Problem statement -> Give back every entry in full, exactly as it reads.

[Saved entries]
========================================================================

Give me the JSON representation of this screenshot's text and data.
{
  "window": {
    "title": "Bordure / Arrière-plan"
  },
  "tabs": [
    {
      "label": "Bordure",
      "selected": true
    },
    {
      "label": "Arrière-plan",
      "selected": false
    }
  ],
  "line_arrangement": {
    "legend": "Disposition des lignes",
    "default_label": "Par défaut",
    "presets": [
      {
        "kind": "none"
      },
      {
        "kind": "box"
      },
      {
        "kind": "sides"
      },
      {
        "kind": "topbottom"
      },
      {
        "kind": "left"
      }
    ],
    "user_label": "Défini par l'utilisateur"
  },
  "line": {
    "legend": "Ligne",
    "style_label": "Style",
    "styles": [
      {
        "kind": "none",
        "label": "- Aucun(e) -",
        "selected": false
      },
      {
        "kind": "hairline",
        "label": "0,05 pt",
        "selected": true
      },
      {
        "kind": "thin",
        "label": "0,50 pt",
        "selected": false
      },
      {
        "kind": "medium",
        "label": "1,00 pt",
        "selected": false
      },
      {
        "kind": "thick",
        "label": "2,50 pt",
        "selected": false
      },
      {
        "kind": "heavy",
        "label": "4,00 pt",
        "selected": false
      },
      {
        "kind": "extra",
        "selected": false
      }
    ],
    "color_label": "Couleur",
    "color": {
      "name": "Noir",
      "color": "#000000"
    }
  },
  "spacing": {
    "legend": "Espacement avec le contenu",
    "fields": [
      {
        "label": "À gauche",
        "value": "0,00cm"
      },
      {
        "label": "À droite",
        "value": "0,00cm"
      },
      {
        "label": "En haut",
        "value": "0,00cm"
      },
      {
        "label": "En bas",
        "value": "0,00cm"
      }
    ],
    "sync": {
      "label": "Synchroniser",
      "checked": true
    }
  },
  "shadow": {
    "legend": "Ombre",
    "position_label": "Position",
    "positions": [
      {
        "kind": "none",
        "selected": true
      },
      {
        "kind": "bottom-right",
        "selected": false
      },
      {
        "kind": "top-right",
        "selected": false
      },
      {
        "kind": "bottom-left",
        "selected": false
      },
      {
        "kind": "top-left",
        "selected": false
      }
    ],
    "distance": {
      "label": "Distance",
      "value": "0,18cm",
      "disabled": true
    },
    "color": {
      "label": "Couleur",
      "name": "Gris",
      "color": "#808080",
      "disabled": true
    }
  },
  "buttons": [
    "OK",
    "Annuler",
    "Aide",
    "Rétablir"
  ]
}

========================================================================

Answer for this exercise ->
Give me the JSON representation of this screenshot's text and data.
{
  "window": {
    "title": "Bordure / Arrière-plan"
  },
  "tabs": [
    {
      "label": "Bordure",
      "selected": true
    },
    {
      "label": "Arrière-plan",
      "selected": false
    }
  ],
  "line_arrangement": {
    "legend": "Disposition des lignes",
    "default_label": "Par défaut",
    "presets": [
      {
        "kind": "none"
      },
      {
        "kind": "box"
      },
      {
        "kind": "sides"
      },
      {
        "kind": "topbottom"
      },
      {
        "kind": "left"
      }
    ],
    "user_label": "Défini par l'utilisateur"
  },
  "line": {
    "legend": "Ligne",
    "style_label": "Style",
    "styles": [
      {
        "kind": "none",
        "label": "- Aucun(e) -",
        "selected": false
      },
      {
        "kind": "hairline",
        "label": "0,05 pt",
        "selected": true
      },
      {
        "kind": "thin",
        "label": "0,50 pt",
        "selected": false
      },
      {
        "kind": "medium",
        "label": "1,00 pt",
        "selected": false
      },
      {
        "kind": "thick",
        "label": "2,50 pt",
        "selected": false
      },
      {
        "kind": "heavy",
        "label": "4,00 pt",
        "selected": false
      },
      {
        "kind": "extra",
        "selected": false
      }
    ],
    "color_label": "Couleur",
    "color": {
      "name": "Noir",
      "color": "#000000"
    }
  },
  "spacing": {
    "legend": "Espacement avec le contenu",
    "fields": [
      {
        "label": "À gauche",
        "value": "0,00cm"
      },
      {
        "label": "À droite",
        "value": "0,00cm"
      },
      {
        "label": "En haut",
        "value": "0,00cm"
      },
      {
        "label": "En bas",
        "value": "0,00cm"
      }
    ],
    "sync": {
      "label": "Synchroniser",
      "checked": true
    }
  },
  "shadow": {
    "legend": "Ombre",
    "position_label": "Position",
    "positions": [
      {
        "kind": "none",
        "selected": true
      },
      {
        "kind": "bottom-right",
        "selected": false
      },
      {
        "kind": "top-right",
        "selected": false
      },
      {
        "kind": "bottom-left",
        "selected": false
      },
      {
        "kind": "top-left",
        "selected": false
      }
    ],
    "distance": {
      "label": "Distance",
      "value": "0,18cm",
      "disabled": true
    },
    "color": {
      "label": "Couleur",
      "name": "Gris",
      "color": "#808080",
      "disabled": true
    }
  },
  "buttons": [
    "OK",
    "Annuler",
    "Aide",
    "Rétablir"
  ]
}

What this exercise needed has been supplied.